This paper makes two contributions to Bayesian machine learning algorithms. Firstly, we propose stochastic natural gradient expectation propagation (SNEP), a novel alternative to expectation propagation (EP), a popular variational inference algorithm. SNEP is a black box variational algorithm, in that it does not require any simplifying assumptions on the distribution of interest, beyond the existence of some Monte Carlo sampler for estimating the moments of the EP tilted distributions. Further, as opposed to EP which has no guarantee of convergence, SNEP can be shown to be convergent, even when using Monte Carlo moment estimates. Secondly, we propose a novel architecture for distributed Bayesian learning which we call the posterior server. The posterior server allows scalable and robust Bayesian learning in cases where a dataset is stored in a distributed manner across a cluster, with each compute node containing a disjoint subset of data. An independent Monte Carlo sampler is run on each compute node, with direct access only to the local data subset, but which targets an approximation to the global posterior distribution given all data across the whole cluster. This is achieved by using a distributed asynchronous implementation of SNEP to pass messages across the cluster. We demonstrate SNEP and the posterior server on distributed Bayesian learning of logistic regression and neural networks.

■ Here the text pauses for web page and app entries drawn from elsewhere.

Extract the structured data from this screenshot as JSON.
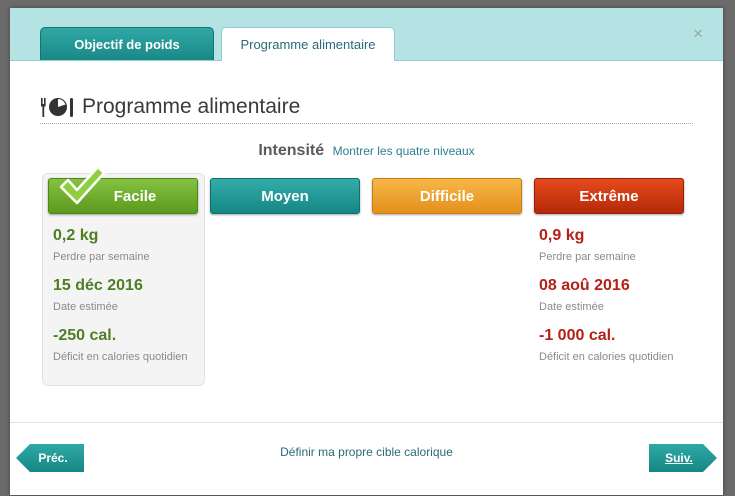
{
  "tabs": [
    {
      "label": "Objectif de poids",
      "active": true
    },
    {
      "label": "Programme alimentaire",
      "active": false
    }
  ],
  "close_glyph": "×",
  "section": {
    "title": "Programme alimentaire",
    "icon": "fork-plate-icon"
  },
  "intensity": {
    "label": "Intensité",
    "show_levels_link": "Montrer les quatre niveaux"
  },
  "levels": [
    {
      "label": "Facile",
      "color": "#6aaa2b",
      "selected": true
    },
    {
      "label": "Moyen",
      "color": "#1f9693",
      "selected": false
    },
    {
      "label": "Difficile",
      "color": "#f0a330",
      "selected": false
    },
    {
      "label": "Extrême",
      "color": "#cc3510",
      "selected": false
    }
  ],
  "easy_stats": {
    "loss_value": "0,2 kg",
    "loss_label": "Perdre par semaine",
    "date_value": "15 déc 2016",
    "date_label": "Date estimée",
    "deficit_value": "-250 cal.",
    "deficit_label": "Déficit en calories quotidien"
  },
  "extreme_stats": {
    "loss_value": "0,9 kg",
    "loss_label": "Perdre par semaine",
    "date_value": "08 aoû 2016",
    "date_label": "Date estimée",
    "deficit_value": "-1 000 cal.",
    "deficit_label": "Déficit en calories quotidien"
  },
  "footer": {
    "prev_label": "Préc.",
    "next_label": "Suiv.",
    "custom_target_link": "Définir ma propre cible calorique"
  }
}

@article{HasWebLie2015a,
author = {Hasenclever, Leonard and Webb, Stefan and Lienart, Thibaut and Vollmer, Sebastian and Lakshminarayanan, Balaji and Blundell, Charles and Teh, Yee Whye},
title = {Distributed Bayesian Learning with Stochastic Natural Gradient Expectation Propagation and the Posterior Server},
journal = {Journal of Machine Learning Research},
year = {2017},
volume = {18},
number = {106},
pages = {1-37}
}
This paper makes two contributions to Bayesian machine learning algorithms. Firstly, we propose stochastic natural gradient expectation propagation (SNEP), a novel alternative to expectation propagation (EP), a popular variational inference algorithm. SNEP is a black box variational algorithm, in that it does not require any simplifying assumptions on the distribution of interest, beyond the existence of some Monte Carlo sampler for estimating the moments of the EP tilted distributions. Further, as opposed to EP which has no guarantee of convergence, SNEP can be shown to be convergent, even when using Monte Carlo moment estimates. Secondly, we propose a novel architecture for distributed Bayesian learning which we call the posterior server. The posterior server allows scalable and robust Bayesian learning in cases where a dataset is stored in a distributed manner across a cluster, with each compute node containing a disjoint subset of data. An independent Monte Carlo sampler is run on each compute node, with direct access only to the local data subset, but which targets an approximation to the global posterior distribution given all data across the whole cluster. This is achieved by using a distributed asynchronous implementation of SNEP to pass messages across the cluster. We demonstrate SNEP and the posterior server on distributed Bayesian learning of logistic regression and neural networks.
@software{HasWebLie2016a,
author = {Hasenclever, L. and Webb, S. and Lienart, T. and Vollmer, S. and Lakshminarayanan, B. and Blundell, C. and Teh, Y. W.},
title = {Posterior Server},
year = {2016},
bdsk-url-1 = {https://github.com/BigBayes/PosteriorServer}
}